Start of Given records

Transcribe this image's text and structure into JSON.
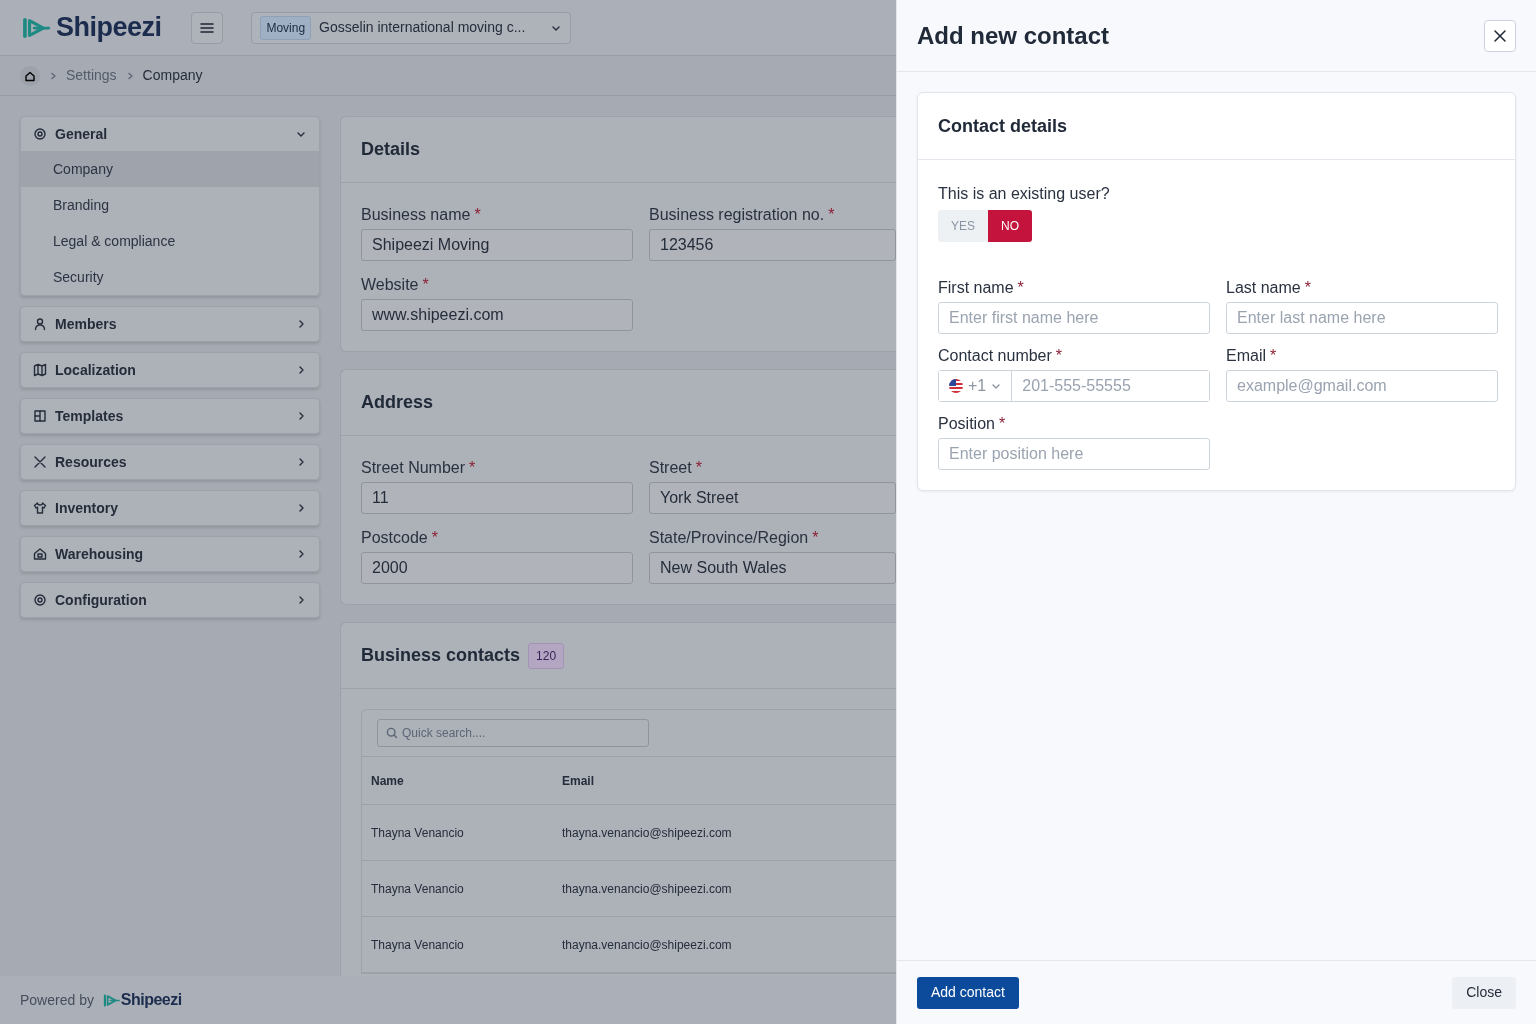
{
  "header": {
    "logo": "Shipeezi",
    "company_selector": {
      "badge": "Moving",
      "value": "Gosselin international moving c..."
    }
  },
  "breadcrumb": [
    {
      "label": "Settings",
      "current": false
    },
    {
      "label": "Company",
      "current": true
    }
  ],
  "sidebar": {
    "groups": [
      {
        "label": "General",
        "expanded": true,
        "items": [
          {
            "label": "Company",
            "selected": true
          },
          {
            "label": "Branding",
            "selected": false
          },
          {
            "label": "Legal & compliance",
            "selected": false
          },
          {
            "label": "Security",
            "selected": false
          }
        ]
      },
      {
        "label": "Members",
        "expanded": false
      },
      {
        "label": "Localization",
        "expanded": false
      },
      {
        "label": "Templates",
        "expanded": false
      },
      {
        "label": "Resources",
        "expanded": false
      },
      {
        "label": "Inventory",
        "expanded": false
      },
      {
        "label": "Warehousing",
        "expanded": false
      },
      {
        "label": "Configuration",
        "expanded": false
      }
    ]
  },
  "sections": [
    {
      "title": "Details",
      "fields": [
        {
          "label": "Business name",
          "required_mark": "*",
          "value": "Shipeezi Moving"
        },
        {
          "label": "Business registration no.",
          "required_mark": "*",
          "value": "123456"
        },
        {
          "label": "Website",
          "required_mark": "*",
          "value": "www.shipeezi.com"
        }
      ]
    },
    {
      "title": "Address",
      "fields": [
        {
          "label": "Street Number",
          "required_mark": "*",
          "value": "11"
        },
        {
          "label": "Street",
          "required_mark": "*",
          "value": "York Street"
        },
        {
          "label": "Postcode",
          "required_mark": "*",
          "value": "2000"
        },
        {
          "label": "State/Province/Region",
          "required_mark": "*",
          "value": "New South Wales"
        }
      ]
    }
  ],
  "business_contacts": {
    "title": "Business contacts",
    "count": "120",
    "search": {
      "placeholder": "Quick search...."
    },
    "table": {
      "columns": [
        "Name",
        "Email"
      ],
      "rows": [
        [
          "Thayna Venancio",
          "thayna.venancio@shipeezi.com"
        ],
        [
          "Thayna Venancio",
          "thayna.venancio@shipeezi.com"
        ],
        [
          "Thayna Venancio",
          "thayna.venancio@shipeezi.com"
        ]
      ]
    }
  },
  "footer": {
    "text": "Powered by",
    "logo": "Shipeezi"
  },
  "panel": {
    "title": "Add new contact",
    "section_title": "Contact details",
    "existing_user": {
      "label": "This is an existing user?",
      "options": [
        {
          "label": "YES",
          "selected": false
        },
        {
          "label": "NO",
          "selected": true
        }
      ]
    },
    "fields": [
      {
        "kind": "text",
        "label": "First name",
        "required_mark": "*",
        "placeholder": "Enter first name here"
      },
      {
        "kind": "text",
        "label": "Last name",
        "required_mark": "*",
        "placeholder": "Enter last name here"
      },
      {
        "kind": "phone",
        "label": "Contact number",
        "required_mark": "*",
        "prefix": "+1",
        "placeholder": "201-555-55555"
      },
      {
        "kind": "text",
        "label": "Email",
        "required_mark": "*",
        "placeholder": "example@gmail.com"
      },
      {
        "kind": "text",
        "label": "Position",
        "required_mark": "*",
        "placeholder": "Enter position here"
      }
    ],
    "buttons": [
      {
        "label": "Add contact",
        "kind": "primary"
      },
      {
        "label": "Close",
        "kind": "secondary"
      }
    ]
  }
}
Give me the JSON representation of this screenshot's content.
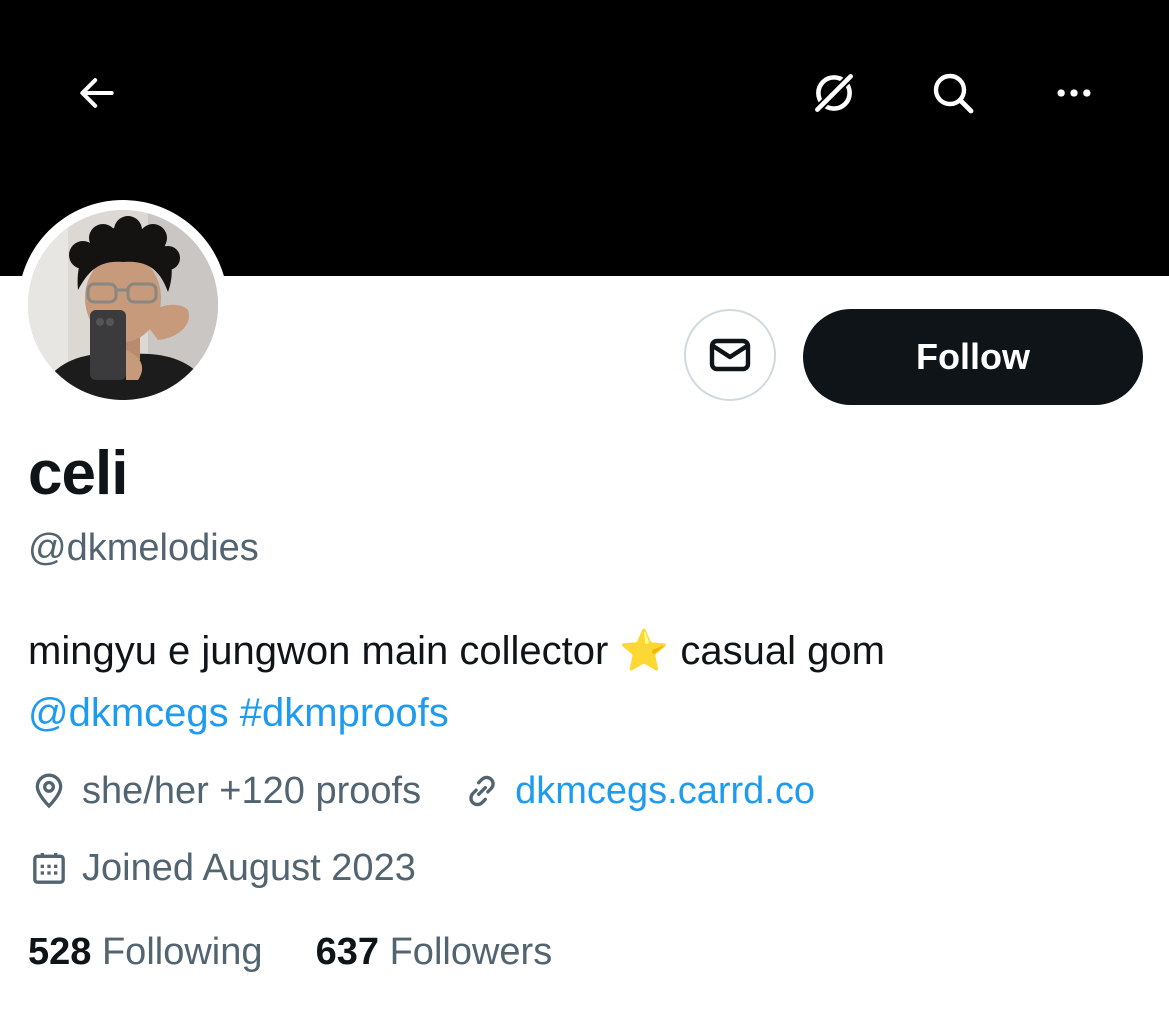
{
  "header": {
    "back_icon": "arrow-left-icon",
    "grok_icon": "grok-icon",
    "search_icon": "search-icon",
    "more_icon": "more-horizontal-icon",
    "banner_color": "#000000"
  },
  "profile": {
    "avatar_icon": "profile-photo",
    "display_name": "celi",
    "handle": "@dkmelodies",
    "bio_text": "mingyu e jungwon main collector",
    "bio_emoji": "⭐",
    "bio_text_after": "casual gom",
    "bio_mention": "@dkmcegs",
    "bio_hashtag": "#dkmproofs",
    "location": "she/her +120 proofs",
    "website": "dkmcegs.carrd.co",
    "joined": "Joined August 2023",
    "following_count": "528",
    "following_label": "Following",
    "followers_count": "637",
    "followers_label": "Followers"
  },
  "actions": {
    "message_icon": "envelope-icon",
    "follow_label": "Follow"
  },
  "colors": {
    "link": "#1d9bf0",
    "secondary_text": "#536471",
    "primary_text": "#0f1419",
    "follow_bg": "#0f1419"
  }
}
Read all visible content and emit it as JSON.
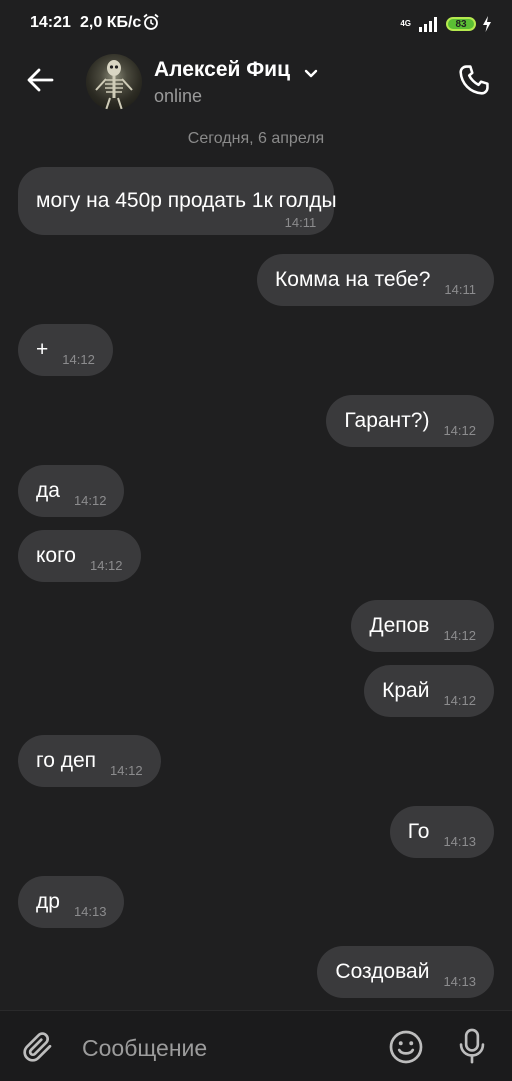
{
  "status_bar": {
    "time": "14:21",
    "speed": "2,0 КБ/с",
    "network": "4G",
    "battery": "83",
    "icons": [
      "alarm-icon",
      "signal-icon",
      "battery-icon",
      "charging-icon"
    ]
  },
  "header": {
    "contact_name": "Алексей Фиц",
    "status": "online",
    "icons": [
      "back-arrow-icon",
      "chevron-down-icon",
      "phone-icon"
    ]
  },
  "date_separator": "Сегодня, 6 апреля",
  "messages": [
    {
      "direction": "in",
      "text": "могу на 450р продать 1к голды",
      "time": "14:11"
    },
    {
      "direction": "out",
      "text": "Комма на тебе?",
      "time": "14:11"
    },
    {
      "direction": "in",
      "text": "+",
      "time": "14:12"
    },
    {
      "direction": "out",
      "text": "Гарант?)",
      "time": "14:12"
    },
    {
      "direction": "in",
      "text": "да",
      "time": "14:12"
    },
    {
      "direction": "in",
      "text": "кого",
      "time": "14:12"
    },
    {
      "direction": "out",
      "text": "Депов",
      "time": "14:12"
    },
    {
      "direction": "out",
      "text": "Край",
      "time": "14:12"
    },
    {
      "direction": "in",
      "text": "го деп",
      "time": "14:12"
    },
    {
      "direction": "out",
      "text": "Го",
      "time": "14:13"
    },
    {
      "direction": "in",
      "text": "др",
      "time": "14:13"
    },
    {
      "direction": "out",
      "text": "Создовай",
      "time": "14:13"
    }
  ],
  "composer": {
    "placeholder": "Сообщение",
    "value": "",
    "icons": [
      "attach-icon",
      "emoji-icon",
      "microphone-icon"
    ]
  },
  "colors": {
    "background": "#1f1f20",
    "bubble": "#3a3a3c",
    "secondary_text": "#9a9a9a",
    "battery": "#5bbf34"
  }
}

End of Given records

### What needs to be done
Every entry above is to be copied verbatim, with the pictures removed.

### Finished task
Transcribe this image's text and structure into JSON.
{
  "header": {
    "logo": "Shipeezi",
    "company_selector": {
      "badge": "Moving",
      "value": "Gosselin international moving c..."
    }
  },
  "breadcrumb": [
    {
      "label": "Settings",
      "current": false
    },
    {
      "label": "Company",
      "current": true
    }
  ],
  "sidebar": {
    "groups": [
      {
        "label": "General",
        "expanded": true,
        "items": [
          {
            "label": "Company",
            "selected": true
          },
          {
            "label": "Branding",
            "selected": false
          },
          {
            "label": "Legal & compliance",
            "selected": false
          },
          {
            "label": "Security",
            "selected": false
          }
        ]
      },
      {
        "label": "Members",
        "expanded": false
      },
      {
        "label": "Localization",
        "expanded": false
      },
      {
        "label": "Templates",
        "expanded": false
      },
      {
        "label": "Resources",
        "expanded": false
      },
      {
        "label": "Inventory",
        "expanded": false
      },
      {
        "label": "Warehousing",
        "expanded": false
      },
      {
        "label": "Configuration",
        "expanded": false
      }
    ]
  },
  "sections": [
    {
      "title": "Details",
      "fields": [
        {
          "label": "Business name",
          "required_mark": "*",
          "value": "Shipeezi Moving"
        },
        {
          "label": "Business registration no.",
          "required_mark": "*",
          "value": "123456"
        },
        {
          "label": "Website",
          "required_mark": "*",
          "value": "www.shipeezi.com"
        }
      ]
    },
    {
      "title": "Address",
      "fields": [
        {
          "label": "Street Number",
          "required_mark": "*",
          "value": "11"
        },
        {
          "label": "Street",
          "required_mark": "*",
          "value": "York Street"
        },
        {
          "label": "Postcode",
          "required_mark": "*",
          "value": "2000"
        },
        {
          "label": "State/Province/Region",
          "required_mark": "*",
          "value": "New South Wales"
        }
      ]
    }
  ],
  "business_contacts": {
    "title": "Business contacts",
    "count": "120",
    "search": {
      "placeholder": "Quick search...."
    },
    "table": {
      "columns": [
        "Name",
        "Email"
      ],
      "rows": [
        [
          "Thayna Venancio",
          "thayna.venancio@shipeezi.com"
        ],
        [
          "Thayna Venancio",
          "thayna.venancio@shipeezi.com"
        ],
        [
          "Thayna Venancio",
          "thayna.venancio@shipeezi.com"
        ]
      ]
    }
  },
  "footer": {
    "text": "Powered by",
    "logo": "Shipeezi"
  },
  "panel": {
    "title": "Add new contact",
    "section_title": "Contact details",
    "existing_user": {
      "label": "This is an existing user?",
      "options": [
        {
          "label": "YES",
          "selected": false
        },
        {
          "label": "NO",
          "selected": true
        }
      ]
    },
    "fields": [
      {
        "kind": "text",
        "label": "First name",
        "required_mark": "*",
        "placeholder": "Enter first name here"
      },
      {
        "kind": "text",
        "label": "Last name",
        "required_mark": "*",
        "placeholder": "Enter last name here"
      },
      {
        "kind": "phone",
        "label": "Contact number",
        "required_mark": "*",
        "prefix": "+1",
        "placeholder": "201-555-55555"
      },
      {
        "kind": "text",
        "label": "Email",
        "required_mark": "*",
        "placeholder": "example@gmail.com"
      },
      {
        "kind": "text",
        "label": "Position",
        "required_mark": "*",
        "placeholder": "Enter position here"
      }
    ],
    "buttons": [
      {
        "label": "Add contact",
        "kind": "primary"
      },
      {
        "label": "Close",
        "kind": "secondary"
      }
    ]
  }
}
Give me the JSON representation of this screenshot's content.
{
  "header": {
    "back_icon": "arrow-left-icon",
    "grok_icon": "grok-icon",
    "search_icon": "search-icon",
    "more_icon": "more-horizontal-icon",
    "banner_color": "#000000"
  },
  "profile": {
    "avatar_icon": "profile-photo",
    "display_name": "celi",
    "handle": "@dkmelodies",
    "bio_text": "mingyu e jungwon main collector",
    "bio_emoji": "⭐",
    "bio_text_after": "casual gom",
    "bio_mention": "@dkmcegs",
    "bio_hashtag": "#dkmproofs",
    "location": "she/her +120 proofs",
    "website": "dkmcegs.carrd.co",
    "joined": "Joined August 2023",
    "following_count": "528",
    "following_label": "Following",
    "followers_count": "637",
    "followers_label": "Followers"
  },
  "actions": {
    "message_icon": "envelope-icon",
    "follow_label": "Follow"
  },
  "colors": {
    "link": "#1d9bf0",
    "secondary_text": "#536471",
    "primary_text": "#0f1419",
    "follow_bg": "#0f1419"
  }
}
Read all visible content and emit it as JSON.
{
  "status_bar": {
    "time": "14:21",
    "speed": "2,0 КБ/с",
    "network": "4G",
    "battery": "83",
    "icons": [
      "alarm-icon",
      "signal-icon",
      "battery-icon",
      "charging-icon"
    ]
  },
  "header": {
    "contact_name": "Алексей Фиц",
    "status": "online",
    "icons": [
      "back-arrow-icon",
      "chevron-down-icon",
      "phone-icon"
    ]
  },
  "date_separator": "Сегодня, 6 апреля",
  "messages": [
    {
      "direction": "in",
      "text": "могу на 450р продать 1к голды",
      "time": "14:11"
    },
    {
      "direction": "out",
      "text": "Комма на тебе?",
      "time": "14:11"
    },
    {
      "direction": "in",
      "text": "+",
      "time": "14:12"
    },
    {
      "direction": "out",
      "text": "Гарант?)",
      "time": "14:12"
    },
    {
      "direction": "in",
      "text": "да",
      "time": "14:12"
    },
    {
      "direction": "in",
      "text": "кого",
      "time": "14:12"
    },
    {
      "direction": "out",
      "text": "Депов",
      "time": "14:12"
    },
    {
      "direction": "out",
      "text": "Край",
      "time": "14:12"
    },
    {
      "direction": "in",
      "text": "го деп",
      "time": "14:12"
    },
    {
      "direction": "out",
      "text": "Го",
      "time": "14:13"
    },
    {
      "direction": "in",
      "text": "др",
      "time": "14:13"
    },
    {
      "direction": "out",
      "text": "Создовай",
      "time": "14:13"
    }
  ],
  "composer": {
    "placeholder": "Сообщение",
    "value": "",
    "icons": [
      "attach-icon",
      "emoji-icon",
      "microphone-icon"
    ]
  },
  "colors": {
    "background": "#1f1f20",
    "bubble": "#3a3a3c",
    "secondary_text": "#9a9a9a",
    "battery": "#5bbf34"
  }
}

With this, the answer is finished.